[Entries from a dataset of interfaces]
[Start of section]
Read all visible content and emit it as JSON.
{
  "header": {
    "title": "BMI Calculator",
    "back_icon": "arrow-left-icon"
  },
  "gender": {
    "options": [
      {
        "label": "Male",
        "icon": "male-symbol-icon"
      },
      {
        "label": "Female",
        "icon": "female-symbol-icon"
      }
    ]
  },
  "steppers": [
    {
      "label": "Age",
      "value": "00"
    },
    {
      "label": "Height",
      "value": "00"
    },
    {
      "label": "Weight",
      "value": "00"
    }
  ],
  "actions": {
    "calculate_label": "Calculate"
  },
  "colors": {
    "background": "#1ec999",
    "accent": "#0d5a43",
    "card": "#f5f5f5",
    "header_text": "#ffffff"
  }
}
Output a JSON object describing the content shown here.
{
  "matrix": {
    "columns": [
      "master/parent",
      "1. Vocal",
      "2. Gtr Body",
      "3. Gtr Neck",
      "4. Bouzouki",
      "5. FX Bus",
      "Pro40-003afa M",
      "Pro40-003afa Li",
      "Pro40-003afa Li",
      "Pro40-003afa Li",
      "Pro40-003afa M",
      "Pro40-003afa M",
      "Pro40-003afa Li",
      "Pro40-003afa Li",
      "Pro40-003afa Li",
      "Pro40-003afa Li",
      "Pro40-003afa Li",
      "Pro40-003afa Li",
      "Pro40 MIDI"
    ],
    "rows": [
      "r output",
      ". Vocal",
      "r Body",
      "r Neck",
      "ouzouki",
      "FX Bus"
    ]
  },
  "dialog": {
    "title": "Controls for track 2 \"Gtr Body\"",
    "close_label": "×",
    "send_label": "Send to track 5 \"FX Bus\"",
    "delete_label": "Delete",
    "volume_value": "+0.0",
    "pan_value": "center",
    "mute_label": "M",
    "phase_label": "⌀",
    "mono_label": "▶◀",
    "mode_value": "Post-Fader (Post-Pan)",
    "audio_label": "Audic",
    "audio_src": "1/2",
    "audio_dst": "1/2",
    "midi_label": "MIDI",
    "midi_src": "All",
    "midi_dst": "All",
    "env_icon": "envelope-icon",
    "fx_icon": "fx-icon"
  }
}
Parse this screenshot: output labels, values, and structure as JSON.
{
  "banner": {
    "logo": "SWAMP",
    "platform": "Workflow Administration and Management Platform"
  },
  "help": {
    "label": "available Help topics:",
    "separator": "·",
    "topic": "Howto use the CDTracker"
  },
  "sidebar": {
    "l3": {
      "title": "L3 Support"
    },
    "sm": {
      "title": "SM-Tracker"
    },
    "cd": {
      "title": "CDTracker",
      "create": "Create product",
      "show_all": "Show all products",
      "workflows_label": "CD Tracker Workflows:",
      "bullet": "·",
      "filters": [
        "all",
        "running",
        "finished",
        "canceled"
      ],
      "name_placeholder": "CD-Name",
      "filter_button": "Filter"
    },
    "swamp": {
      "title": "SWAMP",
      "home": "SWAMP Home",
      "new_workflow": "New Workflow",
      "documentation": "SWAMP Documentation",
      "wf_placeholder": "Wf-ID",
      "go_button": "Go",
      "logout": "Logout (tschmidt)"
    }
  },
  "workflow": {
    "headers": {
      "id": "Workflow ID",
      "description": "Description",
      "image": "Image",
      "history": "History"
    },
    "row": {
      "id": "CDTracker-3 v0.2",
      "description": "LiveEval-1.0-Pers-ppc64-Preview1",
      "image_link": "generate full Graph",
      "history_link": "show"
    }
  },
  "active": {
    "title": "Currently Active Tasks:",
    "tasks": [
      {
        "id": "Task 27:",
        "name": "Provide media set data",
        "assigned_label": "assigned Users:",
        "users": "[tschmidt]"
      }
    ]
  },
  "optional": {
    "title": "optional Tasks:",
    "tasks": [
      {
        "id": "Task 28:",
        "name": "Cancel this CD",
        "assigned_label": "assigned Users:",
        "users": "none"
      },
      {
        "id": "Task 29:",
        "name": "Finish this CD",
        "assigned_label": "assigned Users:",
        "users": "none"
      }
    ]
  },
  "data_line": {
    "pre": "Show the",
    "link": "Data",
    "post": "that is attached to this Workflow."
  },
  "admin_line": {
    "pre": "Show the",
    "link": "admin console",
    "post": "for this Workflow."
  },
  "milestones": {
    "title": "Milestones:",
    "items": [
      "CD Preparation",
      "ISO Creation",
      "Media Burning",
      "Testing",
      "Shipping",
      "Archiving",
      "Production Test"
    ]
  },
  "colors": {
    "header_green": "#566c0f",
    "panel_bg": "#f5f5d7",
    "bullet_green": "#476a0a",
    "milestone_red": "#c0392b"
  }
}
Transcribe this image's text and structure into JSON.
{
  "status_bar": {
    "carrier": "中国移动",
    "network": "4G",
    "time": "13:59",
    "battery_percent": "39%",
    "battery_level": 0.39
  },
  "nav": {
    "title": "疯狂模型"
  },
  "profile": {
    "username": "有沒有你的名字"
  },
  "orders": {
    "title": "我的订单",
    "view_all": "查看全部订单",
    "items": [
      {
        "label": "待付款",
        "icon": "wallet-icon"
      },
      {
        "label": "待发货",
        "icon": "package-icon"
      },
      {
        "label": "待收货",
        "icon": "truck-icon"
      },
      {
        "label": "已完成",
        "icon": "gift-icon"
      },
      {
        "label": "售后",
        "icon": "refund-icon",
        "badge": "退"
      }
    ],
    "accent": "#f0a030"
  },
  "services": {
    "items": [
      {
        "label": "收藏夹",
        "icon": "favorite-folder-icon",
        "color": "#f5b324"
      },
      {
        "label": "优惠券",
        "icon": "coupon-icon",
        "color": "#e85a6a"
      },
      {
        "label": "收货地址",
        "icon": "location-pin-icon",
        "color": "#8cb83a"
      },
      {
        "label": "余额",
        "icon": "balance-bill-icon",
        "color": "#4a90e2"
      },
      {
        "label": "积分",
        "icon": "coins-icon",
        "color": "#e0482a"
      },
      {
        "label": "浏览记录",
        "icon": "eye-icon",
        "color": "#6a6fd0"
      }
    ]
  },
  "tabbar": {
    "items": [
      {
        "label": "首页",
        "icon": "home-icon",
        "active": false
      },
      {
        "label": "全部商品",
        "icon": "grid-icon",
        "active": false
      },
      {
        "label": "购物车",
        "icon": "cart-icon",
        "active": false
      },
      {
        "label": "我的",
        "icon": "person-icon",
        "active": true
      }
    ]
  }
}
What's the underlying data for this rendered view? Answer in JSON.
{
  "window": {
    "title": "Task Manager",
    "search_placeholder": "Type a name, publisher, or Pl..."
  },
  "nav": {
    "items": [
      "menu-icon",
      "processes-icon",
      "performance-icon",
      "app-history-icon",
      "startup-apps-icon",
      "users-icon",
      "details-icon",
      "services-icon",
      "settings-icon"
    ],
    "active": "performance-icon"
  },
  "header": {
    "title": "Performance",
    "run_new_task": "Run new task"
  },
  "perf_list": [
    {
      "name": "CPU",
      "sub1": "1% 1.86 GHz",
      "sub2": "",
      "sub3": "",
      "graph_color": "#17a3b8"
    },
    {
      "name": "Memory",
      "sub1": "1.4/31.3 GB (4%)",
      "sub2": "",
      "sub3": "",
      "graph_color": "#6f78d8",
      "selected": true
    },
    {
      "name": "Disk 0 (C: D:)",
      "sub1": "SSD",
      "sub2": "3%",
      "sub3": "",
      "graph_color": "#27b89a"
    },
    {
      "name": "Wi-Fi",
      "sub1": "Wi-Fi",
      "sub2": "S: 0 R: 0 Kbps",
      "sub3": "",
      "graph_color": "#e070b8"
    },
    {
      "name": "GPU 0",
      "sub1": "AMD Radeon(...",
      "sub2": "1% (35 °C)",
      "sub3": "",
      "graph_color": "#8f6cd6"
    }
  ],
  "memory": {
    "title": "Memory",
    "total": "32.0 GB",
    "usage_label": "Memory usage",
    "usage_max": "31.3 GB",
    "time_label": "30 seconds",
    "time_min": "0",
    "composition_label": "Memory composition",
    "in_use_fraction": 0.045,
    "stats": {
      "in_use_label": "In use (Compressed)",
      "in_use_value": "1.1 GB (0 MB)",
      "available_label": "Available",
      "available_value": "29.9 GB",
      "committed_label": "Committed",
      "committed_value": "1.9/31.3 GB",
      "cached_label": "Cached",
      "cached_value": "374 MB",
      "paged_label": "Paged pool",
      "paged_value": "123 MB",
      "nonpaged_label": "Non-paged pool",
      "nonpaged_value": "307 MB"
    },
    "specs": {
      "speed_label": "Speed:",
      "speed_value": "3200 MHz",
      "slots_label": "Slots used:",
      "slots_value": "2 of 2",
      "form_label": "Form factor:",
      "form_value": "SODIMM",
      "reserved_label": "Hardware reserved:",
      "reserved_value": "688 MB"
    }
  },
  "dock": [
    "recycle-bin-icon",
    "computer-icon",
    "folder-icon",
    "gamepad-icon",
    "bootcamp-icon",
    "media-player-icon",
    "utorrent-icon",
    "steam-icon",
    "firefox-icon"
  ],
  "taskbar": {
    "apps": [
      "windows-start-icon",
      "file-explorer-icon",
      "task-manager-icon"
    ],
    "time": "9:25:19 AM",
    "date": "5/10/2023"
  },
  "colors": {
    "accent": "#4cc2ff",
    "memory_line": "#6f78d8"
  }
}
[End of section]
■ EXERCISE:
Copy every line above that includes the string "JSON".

■ RESPONSE TO THE EXERCISE:
Read all visible content and emit it as JSON.
Output a JSON object describing the content shown here.
Parse this screenshot: output labels, values, and structure as JSON.
Transcribe this image's text and structure into JSON.
What's the underlying data for this rendered view? Answer in JSON.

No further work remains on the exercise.